EXERCISE MATERIAL below:

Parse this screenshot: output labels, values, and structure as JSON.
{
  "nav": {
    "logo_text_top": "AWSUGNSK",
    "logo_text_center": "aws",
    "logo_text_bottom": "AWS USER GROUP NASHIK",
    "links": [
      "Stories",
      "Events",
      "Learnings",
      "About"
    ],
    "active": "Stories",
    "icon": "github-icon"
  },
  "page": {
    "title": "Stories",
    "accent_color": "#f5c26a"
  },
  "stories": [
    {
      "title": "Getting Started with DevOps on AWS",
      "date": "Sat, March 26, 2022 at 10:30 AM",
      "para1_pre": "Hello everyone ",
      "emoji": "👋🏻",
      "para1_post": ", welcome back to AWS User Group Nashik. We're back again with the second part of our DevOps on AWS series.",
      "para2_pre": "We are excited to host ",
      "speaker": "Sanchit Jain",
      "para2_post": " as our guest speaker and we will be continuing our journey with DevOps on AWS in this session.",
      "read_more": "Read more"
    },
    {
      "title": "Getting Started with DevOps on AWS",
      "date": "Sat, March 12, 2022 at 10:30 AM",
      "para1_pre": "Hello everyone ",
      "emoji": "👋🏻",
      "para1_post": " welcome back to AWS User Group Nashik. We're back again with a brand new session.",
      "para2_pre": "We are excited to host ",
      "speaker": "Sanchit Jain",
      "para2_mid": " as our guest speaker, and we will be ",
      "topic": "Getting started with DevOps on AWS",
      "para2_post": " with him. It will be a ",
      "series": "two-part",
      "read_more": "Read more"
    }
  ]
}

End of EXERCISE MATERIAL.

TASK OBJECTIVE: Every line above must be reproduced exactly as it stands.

SOLUTION:
Parse this screenshot: output labels, values, and structure as JSON.
{
  "nav": {
    "logo_text_top": "AWSUGNSK",
    "logo_text_center": "aws",
    "logo_text_bottom": "AWS USER GROUP NASHIK",
    "links": [
      "Stories",
      "Events",
      "Learnings",
      "About"
    ],
    "active": "Stories",
    "icon": "github-icon"
  },
  "page": {
    "title": "Stories",
    "accent_color": "#f5c26a"
  },
  "stories": [
    {
      "title": "Getting Started with DevOps on AWS",
      "date": "Sat, March 26, 2022 at 10:30 AM",
      "para1_pre": "Hello everyone ",
      "emoji": "👋🏻",
      "para1_post": ", welcome back to AWS User Group Nashik. We're back again with the second part of our DevOps on AWS series.",
      "para2_pre": "We are excited to host ",
      "speaker": "Sanchit Jain",
      "para2_post": " as our guest speaker and we will be continuing our journey with DevOps on AWS in this session.",
      "read_more": "Read more"
    },
    {
      "title": "Getting Started with DevOps on AWS",
      "date": "Sat, March 12, 2022 at 10:30 AM",
      "para1_pre": "Hello everyone ",
      "emoji": "👋🏻",
      "para1_post": " welcome back to AWS User Group Nashik. We're back again with a brand new session.",
      "para2_pre": "We are excited to host ",
      "speaker": "Sanchit Jain",
      "para2_mid": " as our guest speaker, and we will be ",
      "topic": "Getting started with DevOps on AWS",
      "para2_post": " with him. It will be a ",
      "series": "two-part",
      "read_more": "Read more"
    }
  ]
}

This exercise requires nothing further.